> **What is expected**:
Please return every record exactly as written, leaving out the pictures.

[App and web page records]
══════

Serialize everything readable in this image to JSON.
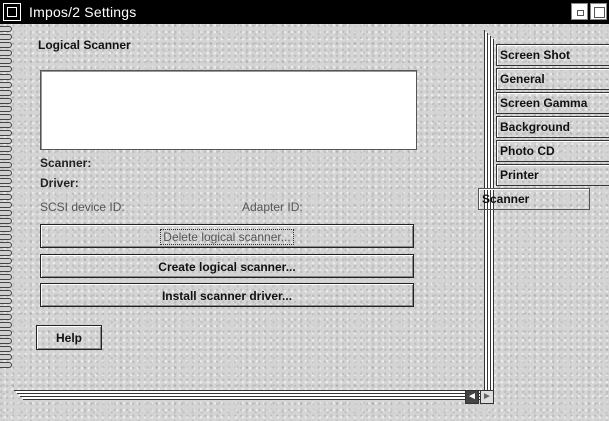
{
  "window": {
    "title": "Impos/2 Settings"
  },
  "page": {
    "title": "Logical Scanner",
    "labels": {
      "scanner": "Scanner:",
      "driver": "Driver:",
      "scsi": "SCSI device ID:",
      "adapter": "Adapter ID:"
    },
    "buttons": {
      "delete": "Delete logical scanner...",
      "create": "Create logical scanner...",
      "install": "Install scanner driver...",
      "help": "Help"
    }
  },
  "tabs": [
    "Screen Shot",
    "General",
    "Screen Gamma",
    "Background",
    "Photo CD",
    "Printer",
    "Scanner"
  ],
  "active_tab": "Scanner",
  "nav": {
    "prev": "◄",
    "next": "►"
  },
  "icons": [
    "system-menu-icon",
    "minimize-icon",
    "maximize-icon",
    "page-back-icon",
    "page-forward-icon"
  ]
}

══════

> **Answer box**:
Serialize everything readable in this image to JSON.
{
  "window": {
    "title": "Impos/2 Settings"
  },
  "page": {
    "title": "Logical Scanner",
    "labels": {
      "scanner": "Scanner:",
      "driver": "Driver:",
      "scsi": "SCSI device ID:",
      "adapter": "Adapter ID:"
    },
    "buttons": {
      "delete": "Delete logical scanner...",
      "create": "Create logical scanner...",
      "install": "Install scanner driver...",
      "help": "Help"
    }
  },
  "tabs": [
    "Screen Shot",
    "General",
    "Screen Gamma",
    "Background",
    "Photo CD",
    "Printer",
    "Scanner"
  ],
  "active_tab": "Scanner",
  "nav": {
    "prev": "◄",
    "next": "►"
  },
  "icons": [
    "system-menu-icon",
    "minimize-icon",
    "maximize-icon",
    "page-back-icon",
    "page-forward-icon"
  ]
}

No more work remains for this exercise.